WORK INSTRUCTIONS: A faithful copy of every record is needed here. Images must not appear in it.

INFORMATION GIVEN:
/---

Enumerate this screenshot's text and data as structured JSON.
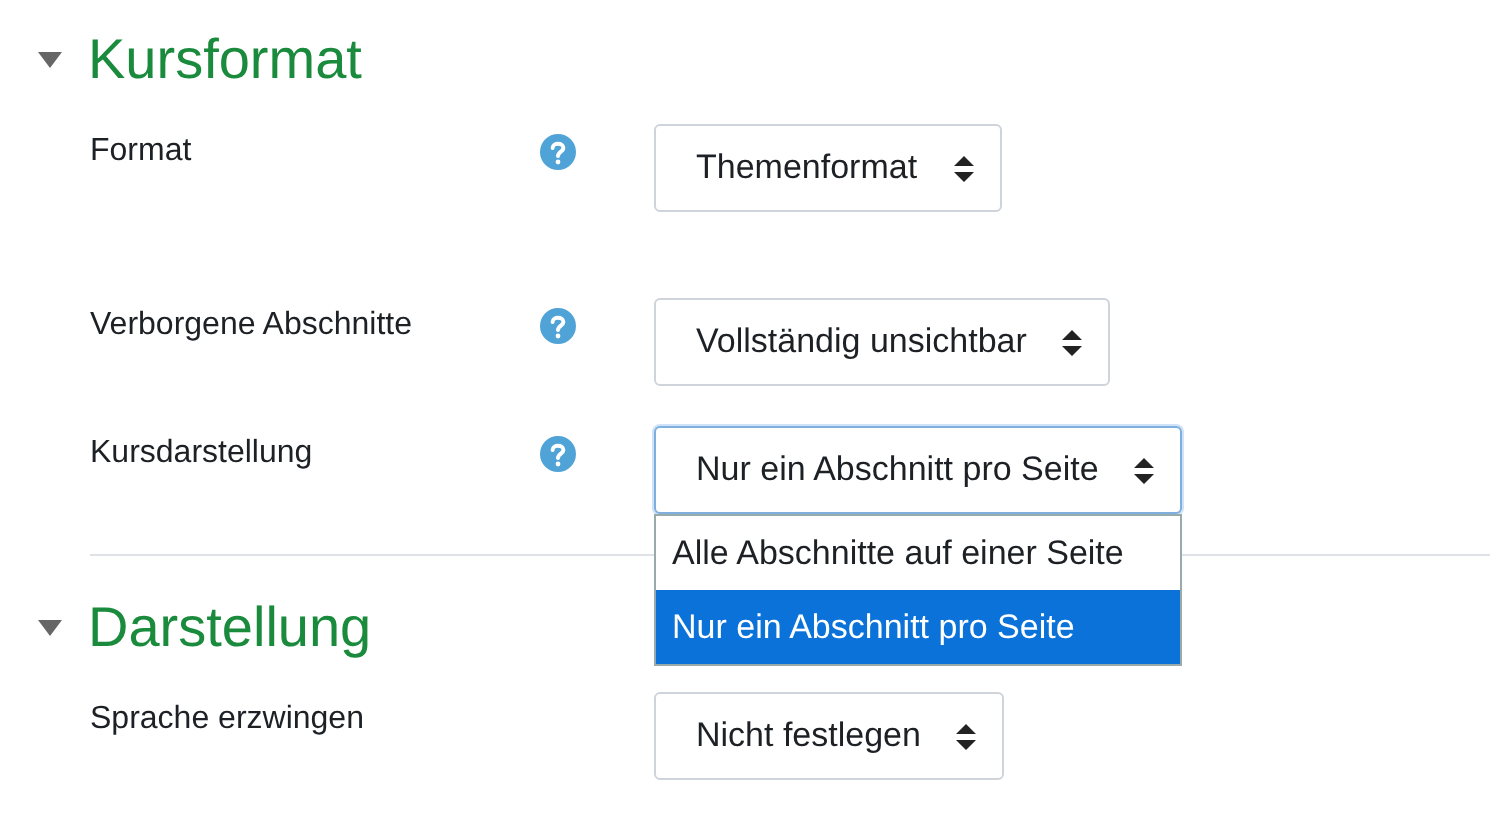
{
  "sections": [
    {
      "title": "Kursformat",
      "expanded": true,
      "rows": [
        {
          "label": "Format",
          "help": true,
          "value": "Themenformat",
          "open": false
        },
        {
          "label": "Verborgene Abschnitte",
          "help": true,
          "value": "Vollständig unsichtbar",
          "open": false
        },
        {
          "label": "Kursdarstellung",
          "help": true,
          "value": "Nur ein Abschnitt pro Seite",
          "open": true,
          "options": [
            {
              "label": "Alle Abschnitte auf einer Seite",
              "selected": false
            },
            {
              "label": "Nur ein Abschnitt pro Seite",
              "selected": true
            }
          ]
        }
      ]
    },
    {
      "title": "Darstellung",
      "expanded": true,
      "rows": [
        {
          "label": "Sprache erzwingen",
          "help": false,
          "value": "Nicht festlegen",
          "open": false
        }
      ]
    }
  ]
}
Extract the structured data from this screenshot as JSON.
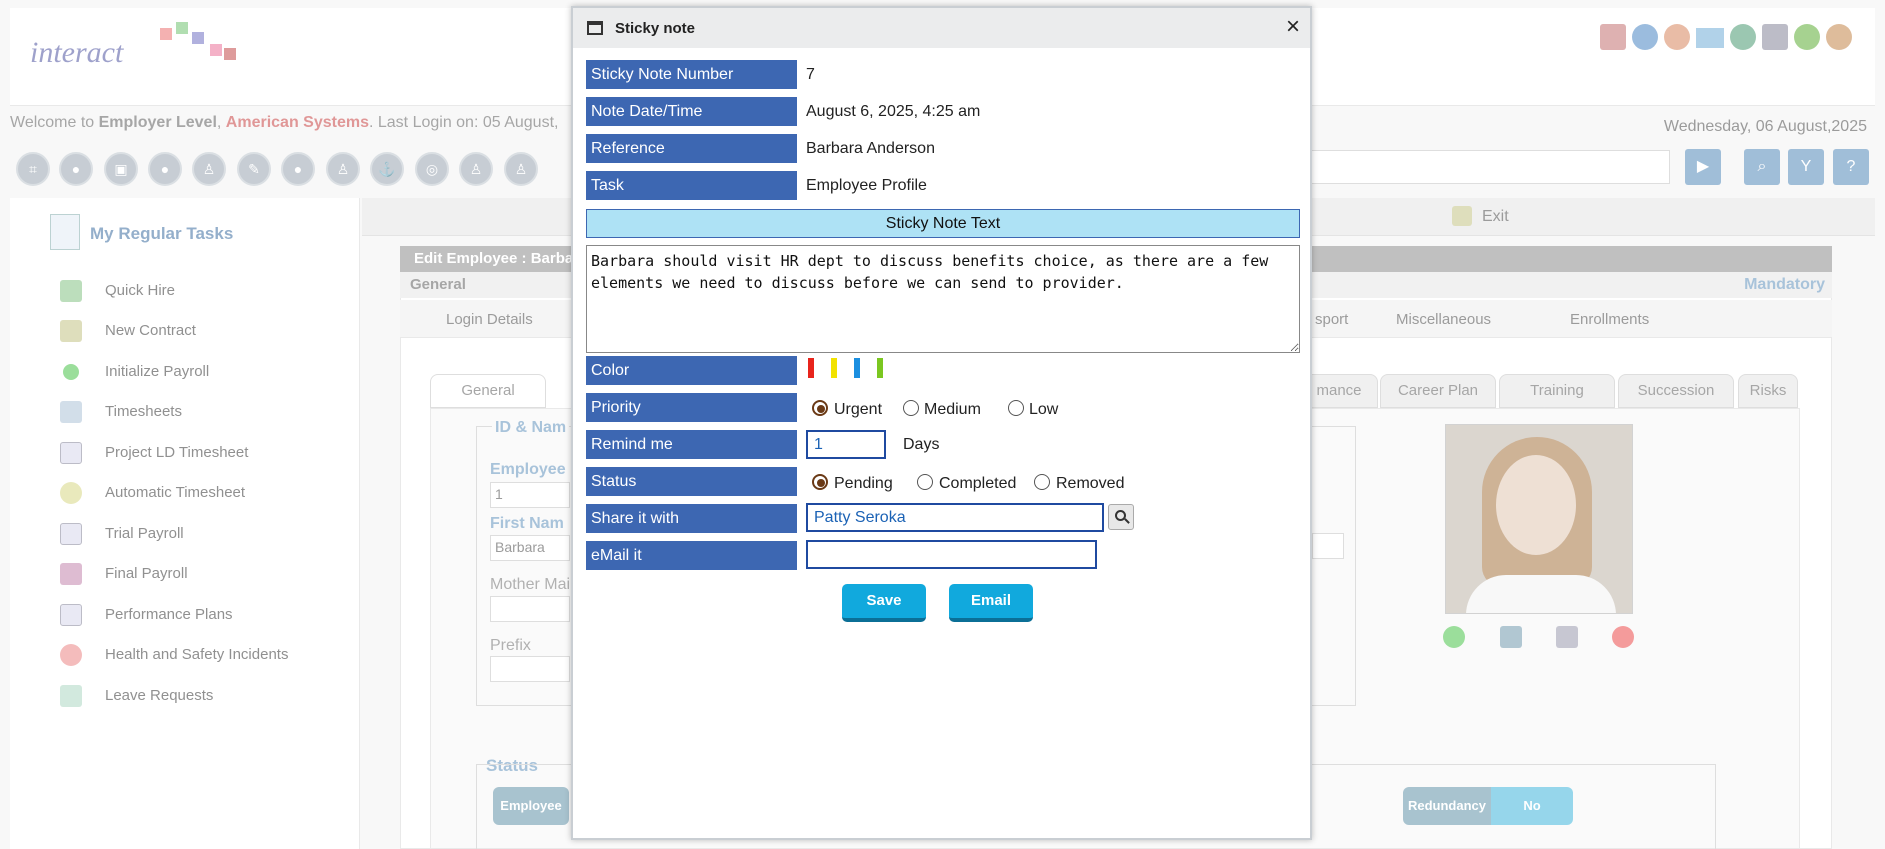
{
  "app": {
    "logo": "interact",
    "welcome_prefix": "Welcome to ",
    "employer_level": "Employer Level",
    "company": "American Systems",
    "last_login": ". Last Login on: 05 August,",
    "date": "Wednesday, 06 August,2025"
  },
  "sidebar": {
    "title": "My Regular Tasks",
    "items": [
      {
        "label": "Quick Hire"
      },
      {
        "label": "New Contract"
      },
      {
        "label": "Initialize Payroll"
      },
      {
        "label": "Timesheets"
      },
      {
        "label": "Project LD Timesheet"
      },
      {
        "label": "Automatic Timesheet"
      },
      {
        "label": "Trial Payroll"
      },
      {
        "label": "Final Payroll"
      },
      {
        "label": "Performance Plans"
      },
      {
        "label": "Health and Safety Incidents"
      },
      {
        "label": "Leave Requests"
      }
    ]
  },
  "toolbar": {
    "exit_label": "Exit"
  },
  "edit_panel": {
    "title": "Edit Employee : Barba",
    "section": "General",
    "mandatory": "Mandatory",
    "subtabs": [
      "Login Details",
      "sport",
      "Miscellaneous",
      "Enrollments"
    ],
    "tabs": [
      "General",
      "mance",
      "Career Plan",
      "Training",
      "Succession",
      "Risks"
    ],
    "id_name_title": "ID & Nam",
    "employee_label": "Employee",
    "employee_value": "1",
    "first_name_label": "First Nam",
    "first_name_value": "Barbara",
    "mother_label": "Mother Mai",
    "prefix_label": "Prefix",
    "status_title": "Status",
    "status_employee": "Employee",
    "redundancy_label": "Redundancy",
    "redundancy_value": "No"
  },
  "dialog": {
    "title": "Sticky note",
    "close": "×",
    "fields": {
      "number_label": "Sticky Note Number",
      "number_value": "7",
      "datetime_label": "Note Date/Time",
      "datetime_value": "August 6, 2025, 4:25 am",
      "reference_label": "Reference",
      "reference_value": "Barbara Anderson",
      "task_label": "Task",
      "task_value": "Employee Profile",
      "text_header": "Sticky Note Text",
      "note_text": "Barbara should visit HR dept to discuss benefits choice, as there are a few elements we need to discuss before we can send to provider.",
      "color_label": "Color",
      "colors": [
        "#e8241c",
        "#f2e200",
        "#1b8fe0",
        "#7bc720"
      ],
      "priority_label": "Priority",
      "priority_options": [
        "Urgent",
        "Medium",
        "Low"
      ],
      "priority_selected": "Urgent",
      "remind_label": "Remind me",
      "remind_value": "1",
      "remind_unit": "Days",
      "status_label": "Status",
      "status_options": [
        "Pending",
        "Completed",
        "Removed"
      ],
      "status_selected": "Pending",
      "share_label": "Share it with",
      "share_value": "Patty Seroka",
      "email_label": "eMail it",
      "email_value": ""
    },
    "buttons": {
      "save": "Save",
      "email": "Email"
    }
  }
}
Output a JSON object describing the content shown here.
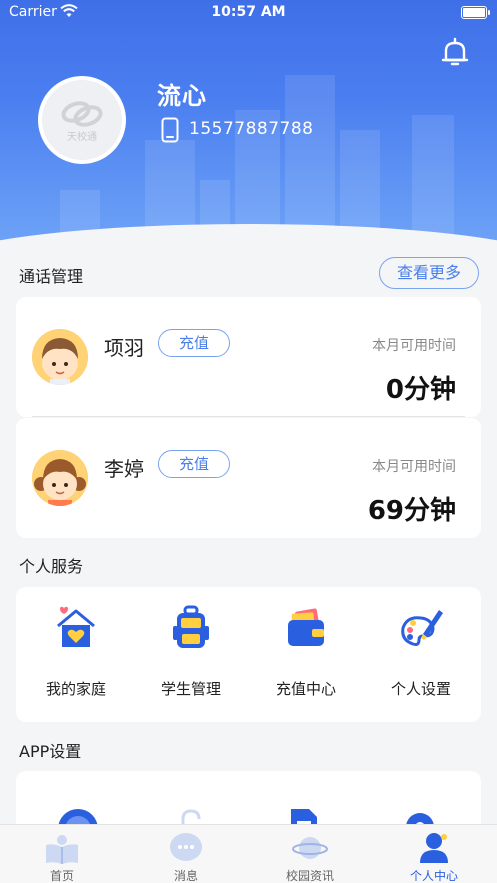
{
  "status_bar": {
    "carrier": "Carrier",
    "time": "10:57 AM"
  },
  "profile": {
    "name": "流心",
    "phone": "15577887788",
    "avatar_logo_text": "天校通"
  },
  "call_management": {
    "title": "通话管理",
    "more_label": "查看更多",
    "contacts": [
      {
        "name": "项羽",
        "recharge_label": "充值",
        "available_label": "本月可用时间",
        "available_value": "0分钟"
      },
      {
        "name": "李婷",
        "recharge_label": "充值",
        "available_label": "本月可用时间",
        "available_value": "69分钟"
      }
    ]
  },
  "personal_services": {
    "title": "个人服务",
    "items": [
      {
        "label": "我的家庭",
        "icon": "house-heart-icon"
      },
      {
        "label": "学生管理",
        "icon": "backpack-icon"
      },
      {
        "label": "充值中心",
        "icon": "wallet-icon"
      },
      {
        "label": "个人设置",
        "icon": "palette-brush-icon"
      }
    ]
  },
  "app_settings": {
    "title": "APP设置"
  },
  "tabbar": {
    "items": [
      {
        "label": "首页",
        "icon": "book-icon"
      },
      {
        "label": "消息",
        "icon": "chat-bubble-icon"
      },
      {
        "label": "校园资讯",
        "icon": "planet-icon"
      },
      {
        "label": "个人中心",
        "icon": "person-icon"
      }
    ],
    "active_index": 3
  },
  "colors": {
    "primary": "#4a7fe8",
    "hero": "#4b7ff0",
    "active_tab": "#2a5fe0"
  }
}
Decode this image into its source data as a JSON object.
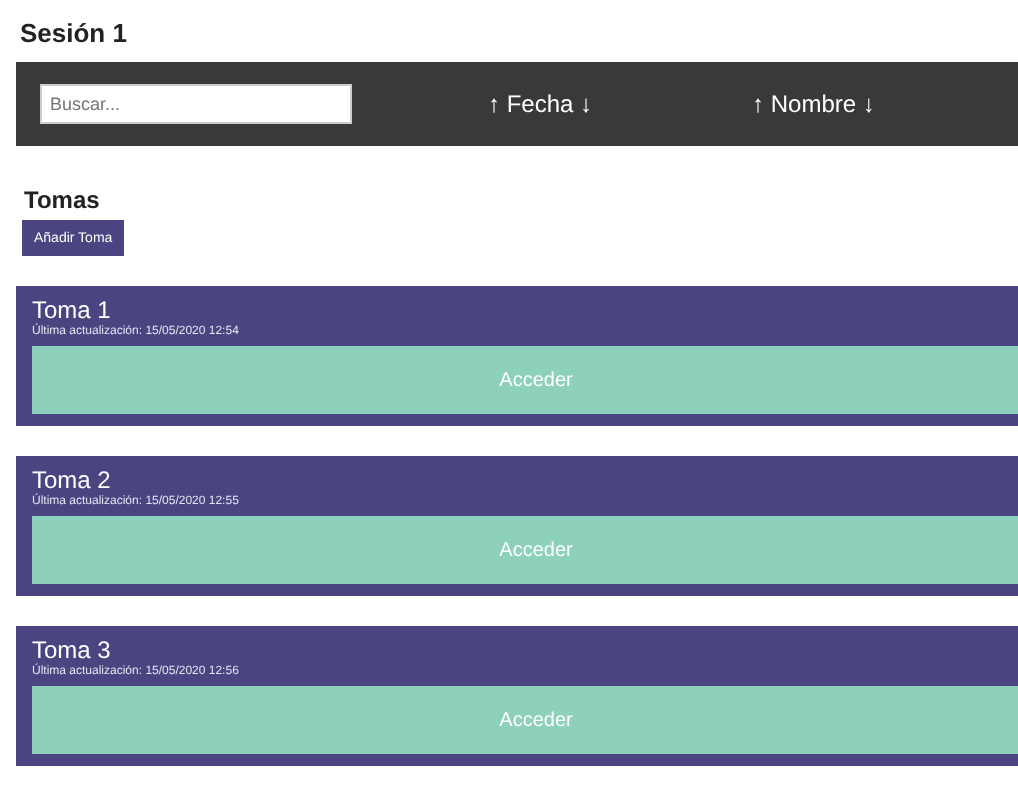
{
  "title": "Sesión 1",
  "toolbar": {
    "search": {
      "placeholder": "Buscar..."
    },
    "sort_buttons": [
      {
        "label": "↑ Fecha ↓"
      },
      {
        "label": "↑ Nombre ↓"
      }
    ]
  },
  "section": {
    "title": "Tomas",
    "add_button": "Añadir Toma"
  },
  "cards": [
    {
      "title": "Toma 1",
      "subtitle": "Última actualización: 15/05/2020 12:54",
      "action": "Acceder"
    },
    {
      "title": "Toma 2",
      "subtitle": "Última actualización: 15/05/2020 12:55",
      "action": "Acceder"
    },
    {
      "title": "Toma 3",
      "subtitle": "Última actualización: 15/05/2020 12:56",
      "action": "Acceder"
    }
  ]
}
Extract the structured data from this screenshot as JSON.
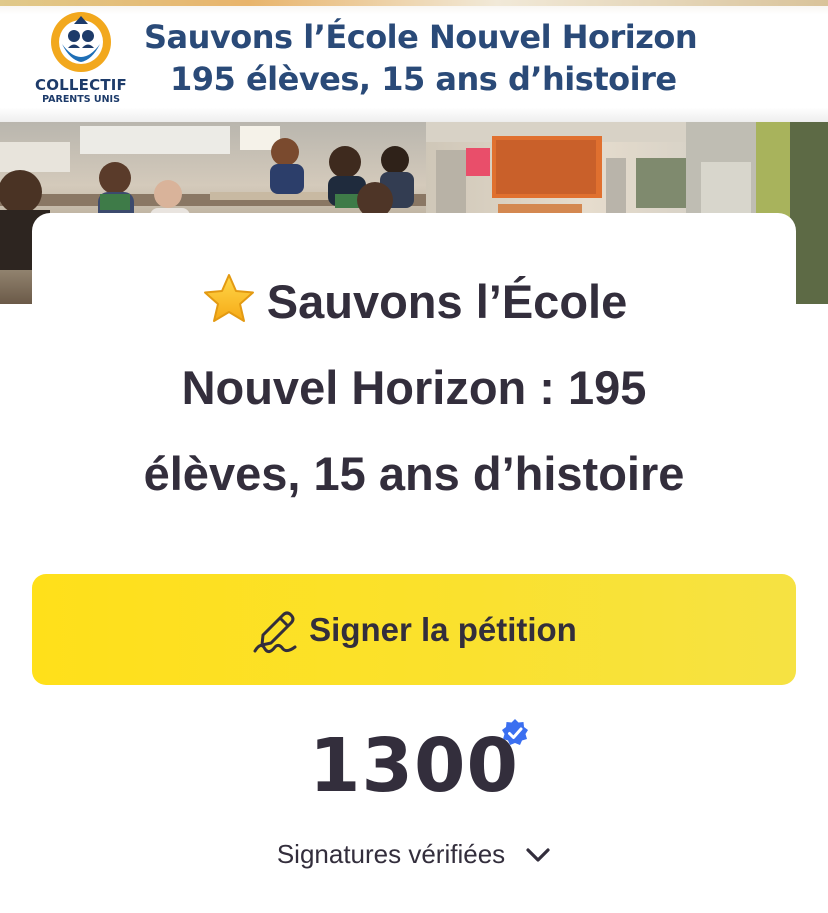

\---

ANSWER FOR THE TASK:
Enumerate this screenshot's text and data as structured JSON.
{
  "sections": [
    {
      "title": "Kursformat",
      "expanded": true,
      "rows": [
        {
          "label": "Format",
          "help": true,
          "value": "Themenformat",
          "open": false
        },
        {
          "label": "Verborgene Abschnitte",
          "help": true,
          "value": "Vollständig unsichtbar",
          "open": false
        },
        {
          "label": "Kursdarstellung",
          "help": true,
          "value": "Nur ein Abschnitt pro Seite",
          "open": true,
          "options": [
            {
              "label": "Alle Abschnitte auf einer Seite",
              "selected": false
            },
            {
              "label": "Nur ein Abschnitt pro Seite",
              "selected": true
            }
          ]
        }
      ]
    },
    {
      "title": "Darstellung",
      "expanded": true,
      "rows": [
        {
          "label": "Sprache erzwingen",
          "help": false,
          "value": "Nicht festlegen",
          "open": false
        }
      ]
    }
  ]
}
Extract the structured data from this screenshot as JSON.
{
  "app": {
    "logo": "interact",
    "welcome_prefix": "Welcome to ",
    "employer_level": "Employer Level",
    "company": "American Systems",
    "last_login": ". Last Login on: 05 August,",
    "date": "Wednesday, 06 August,2025"
  },
  "sidebar": {
    "title": "My Regular Tasks",
    "items": [
      {
        "label": "Quick Hire"
      },
      {
        "label": "New Contract"
      },
      {
        "label": "Initialize Payroll"
      },
      {
        "label": "Timesheets"
      },
      {
        "label": "Project LD Timesheet"
      },
      {
        "label": "Automatic Timesheet"
      },
      {
        "label": "Trial Payroll"
      },
      {
        "label": "Final Payroll"
      },
      {
        "label": "Performance Plans"
      },
      {
        "label": "Health and Safety Incidents"
      },
      {
        "label": "Leave Requests"
      }
    ]
  },
  "toolbar": {
    "exit_label": "Exit"
  },
  "edit_panel": {
    "title": "Edit Employee : Barba",
    "section": "General",
    "mandatory": "Mandatory",
    "subtabs": [
      "Login Details",
      "sport",
      "Miscellaneous",
      "Enrollments"
    ],
    "tabs": [
      "General",
      "mance",
      "Career Plan",
      "Training",
      "Succession",
      "Risks"
    ],
    "id_name_title": "ID & Nam",
    "employee_label": "Employee",
    "employee_value": "1",
    "first_name_label": "First Nam",
    "first_name_value": "Barbara",
    "mother_label": "Mother Mai",
    "prefix_label": "Prefix",
    "status_title": "Status",
    "status_employee": "Employee",
    "redundancy_label": "Redundancy",
    "redundancy_value": "No"
  },
  "dialog": {
    "title": "Sticky note",
    "close": "×",
    "fields": {
      "number_label": "Sticky Note Number",
      "number_value": "7",
      "datetime_label": "Note Date/Time",
      "datetime_value": "August 6, 2025, 4:25 am",
      "reference_label": "Reference",
      "reference_value": "Barbara Anderson",
      "task_label": "Task",
      "task_value": "Employee Profile",
      "text_header": "Sticky Note Text",
      "note_text": "Barbara should visit HR dept to discuss benefits choice, as there are a few elements we need to discuss before we can send to provider.",
      "color_label": "Color",
      "colors": [
        "#e8241c",
        "#f2e200",
        "#1b8fe0",
        "#7bc720"
      ],
      "priority_label": "Priority",
      "priority_options": [
        "Urgent",
        "Medium",
        "Low"
      ],
      "priority_selected": "Urgent",
      "remind_label": "Remind me",
      "remind_value": "1",
      "remind_unit": "Days",
      "status_label": "Status",
      "status_options": [
        "Pending",
        "Completed",
        "Removed"
      ],
      "status_selected": "Pending",
      "share_label": "Share it with",
      "share_value": "Patty Seroka",
      "email_label": "eMail it",
      "email_value": ""
    },
    "buttons": {
      "save": "Save",
      "email": "Email"
    }
  }
}
Output a JSON object describing the content shown here.
{
  "status_bar": {
    "carrier": "Carrier",
    "time": "10:57 AM"
  },
  "profile": {
    "name": "流心",
    "phone": "15577887788",
    "avatar_logo_text": "天校通"
  },
  "call_management": {
    "title": "通话管理",
    "more_label": "查看更多",
    "contacts": [
      {
        "name": "项羽",
        "recharge_label": "充值",
        "available_label": "本月可用时间",
        "available_value": "0分钟"
      },
      {
        "name": "李婷",
        "recharge_label": "充值",
        "available_label": "本月可用时间",
        "available_value": "69分钟"
      }
    ]
  },
  "personal_services": {
    "title": "个人服务",
    "items": [
      {
        "label": "我的家庭",
        "icon": "house-heart-icon"
      },
      {
        "label": "学生管理",
        "icon": "backpack-icon"
      },
      {
        "label": "充值中心",
        "icon": "wallet-icon"
      },
      {
        "label": "个人设置",
        "icon": "palette-brush-icon"
      }
    ]
  },
  "app_settings": {
    "title": "APP设置"
  },
  "tabbar": {
    "items": [
      {
        "label": "首页",
        "icon": "book-icon"
      },
      {
        "label": "消息",
        "icon": "chat-bubble-icon"
      },
      {
        "label": "校园资讯",
        "icon": "planet-icon"
      },
      {
        "label": "个人中心",
        "icon": "person-icon"
      }
    ],
    "active_index": 3
  },
  "colors": {
    "primary": "#4a7fe8",
    "hero": "#4b7ff0",
    "active_tab": "#2a5fe0"
  }
}
Decode this image into its source data as a JSON object.
{
  "title": "Sesión 1",
  "toolbar": {
    "search": {
      "placeholder": "Buscar..."
    },
    "sort_buttons": [
      {
        "label": "↑ Fecha ↓"
      },
      {
        "label": "↑ Nombre ↓"
      }
    ]
  },
  "section": {
    "title": "Tomas",
    "add_button": "Añadir Toma"
  },
  "cards": [
    {
      "title": "Toma 1",
      "subtitle": "Última actualización: 15/05/2020 12:54",
      "action": "Acceder"
    },
    {
      "title": "Toma 2",
      "subtitle": "Última actualización: 15/05/2020 12:55",
      "action": "Acceder"
    },
    {
      "title": "Toma 3",
      "subtitle": "Última actualización: 15/05/2020 12:56",
      "action": "Acceder"
    }
  ]
}
Extract the structured data from this screenshot as JSON.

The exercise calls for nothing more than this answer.